◆ THE RECORDS:
|---|

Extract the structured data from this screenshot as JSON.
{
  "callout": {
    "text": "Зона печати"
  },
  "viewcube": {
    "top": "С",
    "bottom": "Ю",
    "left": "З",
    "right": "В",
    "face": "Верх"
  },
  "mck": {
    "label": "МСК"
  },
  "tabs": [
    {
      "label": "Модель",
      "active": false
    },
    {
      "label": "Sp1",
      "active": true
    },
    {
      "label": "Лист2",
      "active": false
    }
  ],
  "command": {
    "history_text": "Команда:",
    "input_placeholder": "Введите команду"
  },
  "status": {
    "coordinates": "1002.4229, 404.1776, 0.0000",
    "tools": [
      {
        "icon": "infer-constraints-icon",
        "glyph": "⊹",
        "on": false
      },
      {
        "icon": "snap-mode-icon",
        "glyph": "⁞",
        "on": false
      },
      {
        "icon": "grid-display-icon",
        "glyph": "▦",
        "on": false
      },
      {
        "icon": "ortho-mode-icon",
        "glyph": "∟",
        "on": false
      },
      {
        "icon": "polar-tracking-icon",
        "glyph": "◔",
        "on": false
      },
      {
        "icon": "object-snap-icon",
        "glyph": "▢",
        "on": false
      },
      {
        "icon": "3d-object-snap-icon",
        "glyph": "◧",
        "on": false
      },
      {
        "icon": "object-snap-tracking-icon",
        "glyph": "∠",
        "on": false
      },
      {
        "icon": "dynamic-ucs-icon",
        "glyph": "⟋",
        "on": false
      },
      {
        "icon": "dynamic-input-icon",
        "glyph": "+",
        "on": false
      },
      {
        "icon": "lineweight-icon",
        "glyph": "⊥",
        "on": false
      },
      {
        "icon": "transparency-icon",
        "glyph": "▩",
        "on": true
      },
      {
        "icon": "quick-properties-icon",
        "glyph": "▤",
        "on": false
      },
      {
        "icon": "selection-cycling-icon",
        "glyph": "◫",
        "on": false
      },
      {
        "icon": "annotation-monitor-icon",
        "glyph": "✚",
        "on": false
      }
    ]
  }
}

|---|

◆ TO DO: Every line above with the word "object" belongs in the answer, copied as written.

◆ PROBLEM SOLUTION:
        "icon": "object-snap-icon",
        "icon": "3d-object-snap-icon",
        "icon": "object-snap-tracking-icon",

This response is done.